  • The Grapes of Wrathby John Steinbeck (1939) Kern County, California has the great honor both of being the setting of Steinbeck’s novel and being the first place where it was banned (1939). Objections to profanity—especially goddamn and the like—and sexual references continued from then into the 1990s. A work with international banning appeal: the book was barred in Ireland in the 50s and a group of booksellers in Turkey were taken to court for “spreading propaganda” in 1973.

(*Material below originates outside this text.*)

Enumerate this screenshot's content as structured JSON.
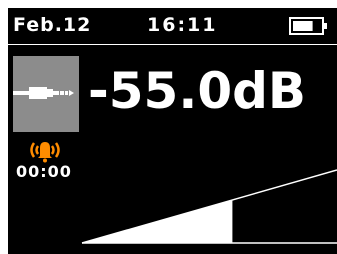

  • The Catcher in the Ryeby J.D. Salinger (1951) Oh, Young Holden, favorite child of the censor. Frequently removed from classrooms and school libraries because it is “unacceptable,” “obscene,” “blasphemous,” “negative,” “foul,” “filthy,” and “undermines morality.” And Holden always thought “people never notice anything.”
  • Fahrenheit 451by Ray Bradbury (1953) How much would it cost to get my hands on an expurgated version of this book from Venado Middle school in Irvine, CA in which all the “hells” and “damns” were blacked out? Hello, eBay? It’s me, NCAC. Another complaint said the book went against objectors religious beliefs.
  • Howl and other Poemsby Allen Ginsberg (1956) Following in the footsteps of other “Shaping America” book Leaves of Grass by Walt Whitman, Allen Ginsberg’s boundary-pushing poetic works were challenged because of descriptions of homosexual acts.
  • Stranger in a Strange Landby Robert E. Heinlein (1961) The book was actually retained after a 2003 challenge in Mercedes, TX to the book’s adult themes. However, parents were subsequently given more control over what their child was assigned to read in class.
  • In Cold Bloodby Truman Capote (1966) The subject of controversy in an AP English class in Savannah, GA after a parent complained about sex, violence and profanity. Banned but brought back.
  • Our Bodies, Ourselvesby the Boston Women’s Health Book Collective (1971) BODIES! LADIES! VAGINAS! (apologies, Michigan) Challenges ran from the book’s publication into the mid-80s. One Public Library lodged it “promotes homosexuality and perversion.” Please, people, the internet is mixed company!